It's a fungus any lawn lover doesn't want to see - mushrooms - and they're popping up everywhere.

While bumper crops of mushrooms scattered across Osakis lawns is causing some concern, for the most part things should be fine.

According to the University of Minnesota Extension Service, the vast majority of fungi are not associated with any lawn-disease-causing organisms.

Mushrooms are the "fruiting bodies" of fungi living in the soil and thatch, noted Bob Mugass, University of Minnesota Extension educator.

He said it's quite common for them to appear during times of moist conditions resulting from heavy or continuous rainfall.

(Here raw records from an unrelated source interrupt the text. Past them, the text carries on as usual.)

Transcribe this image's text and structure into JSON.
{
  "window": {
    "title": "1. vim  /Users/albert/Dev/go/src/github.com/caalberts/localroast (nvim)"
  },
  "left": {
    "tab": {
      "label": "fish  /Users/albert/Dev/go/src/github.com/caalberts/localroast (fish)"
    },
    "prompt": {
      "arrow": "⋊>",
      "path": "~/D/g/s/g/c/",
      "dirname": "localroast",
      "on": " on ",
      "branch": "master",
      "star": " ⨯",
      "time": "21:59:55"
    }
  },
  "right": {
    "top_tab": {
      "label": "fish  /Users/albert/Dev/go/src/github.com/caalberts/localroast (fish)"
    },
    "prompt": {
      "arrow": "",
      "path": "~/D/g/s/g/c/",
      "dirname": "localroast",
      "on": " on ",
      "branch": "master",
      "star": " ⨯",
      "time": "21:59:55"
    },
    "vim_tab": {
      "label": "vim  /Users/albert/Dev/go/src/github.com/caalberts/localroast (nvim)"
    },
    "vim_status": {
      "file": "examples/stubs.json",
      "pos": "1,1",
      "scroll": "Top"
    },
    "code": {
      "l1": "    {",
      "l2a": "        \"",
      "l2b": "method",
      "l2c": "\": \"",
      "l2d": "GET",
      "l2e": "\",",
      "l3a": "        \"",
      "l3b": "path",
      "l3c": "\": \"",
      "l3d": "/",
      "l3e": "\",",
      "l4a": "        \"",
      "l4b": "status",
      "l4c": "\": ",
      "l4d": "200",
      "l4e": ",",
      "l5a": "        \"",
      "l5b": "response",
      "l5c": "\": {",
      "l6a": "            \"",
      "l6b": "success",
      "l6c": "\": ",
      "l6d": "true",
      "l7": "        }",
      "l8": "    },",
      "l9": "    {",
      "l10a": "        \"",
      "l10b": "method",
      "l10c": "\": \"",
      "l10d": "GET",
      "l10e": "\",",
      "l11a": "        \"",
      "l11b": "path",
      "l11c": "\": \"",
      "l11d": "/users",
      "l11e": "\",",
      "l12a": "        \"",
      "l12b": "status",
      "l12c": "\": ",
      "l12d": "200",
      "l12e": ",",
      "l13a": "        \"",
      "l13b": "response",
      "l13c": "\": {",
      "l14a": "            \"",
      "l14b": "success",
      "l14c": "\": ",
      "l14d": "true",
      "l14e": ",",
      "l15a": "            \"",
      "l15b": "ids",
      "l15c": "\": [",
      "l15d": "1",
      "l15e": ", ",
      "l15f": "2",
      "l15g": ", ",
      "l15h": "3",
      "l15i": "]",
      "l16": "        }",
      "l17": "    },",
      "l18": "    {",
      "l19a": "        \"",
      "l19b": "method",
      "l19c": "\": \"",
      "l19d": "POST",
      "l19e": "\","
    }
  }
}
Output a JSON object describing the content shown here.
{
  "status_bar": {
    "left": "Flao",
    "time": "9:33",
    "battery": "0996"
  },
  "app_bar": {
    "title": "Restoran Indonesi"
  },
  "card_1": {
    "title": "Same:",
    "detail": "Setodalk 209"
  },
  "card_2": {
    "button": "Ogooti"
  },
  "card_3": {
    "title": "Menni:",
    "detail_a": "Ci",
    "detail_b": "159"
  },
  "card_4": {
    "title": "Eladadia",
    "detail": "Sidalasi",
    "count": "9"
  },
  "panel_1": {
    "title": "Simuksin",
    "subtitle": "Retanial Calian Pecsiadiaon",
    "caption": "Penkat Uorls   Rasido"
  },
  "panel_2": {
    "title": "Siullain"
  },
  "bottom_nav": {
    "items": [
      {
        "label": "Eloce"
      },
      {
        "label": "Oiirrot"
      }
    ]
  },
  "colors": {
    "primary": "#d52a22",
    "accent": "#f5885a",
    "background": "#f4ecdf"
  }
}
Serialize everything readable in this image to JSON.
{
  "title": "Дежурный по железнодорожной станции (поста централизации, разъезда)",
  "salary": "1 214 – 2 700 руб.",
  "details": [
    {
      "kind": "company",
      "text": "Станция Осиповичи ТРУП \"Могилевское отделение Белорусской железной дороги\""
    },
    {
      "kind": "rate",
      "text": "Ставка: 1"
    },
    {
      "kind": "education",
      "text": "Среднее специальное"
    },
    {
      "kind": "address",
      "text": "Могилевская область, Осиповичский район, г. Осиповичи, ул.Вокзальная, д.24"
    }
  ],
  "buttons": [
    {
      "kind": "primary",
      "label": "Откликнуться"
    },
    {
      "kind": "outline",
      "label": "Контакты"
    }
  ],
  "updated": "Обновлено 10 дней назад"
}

He explained the fungi are living on decaying organic matter in the soil.

"This breakdown of organic matter results in at least some of the nutrients being released back to the soil," he said.

How can you rid your lawn of the offensive growth? Simply knock them over with a rake and remove them from the area.

Fungus humongous

What could be viewed as a fungus takeover is offering an interesting picture at Just Like Grandma's in Osakis.

A plethora of bracket fungi (mushrooms) cover a large portion of a mountain ash tree near the wheelchair ramp of the main house.

Osakis High School science teacher Lee VanNyhuis took a look at the site, and while he specified he's not a mycologist, he offered his take on the growth.

VanNyhuis said some bracket fungi are saprophytes, meaning that they feed off of dead (decomposing) things and some are parasites, feeding off of living things.

Since the mountain ash was a cluster of two trees, with one cut down, he speculated the fungi are likely saprophytes, decomposing the dead part of the tree.

According to VanNyhuis, the brackets seen on the outside are the "fruiting bodies," which release the spores, allowing the fungus to reproduce.

He explained the fungi themselves are composed of small filaments called hyphae that are living below the surface of the tree, therefore, digesting the tree from the inside out.

Whether the fungi will spread to the living part of the tree, he's not sure, but in the meantime it's something interesting worth checking out.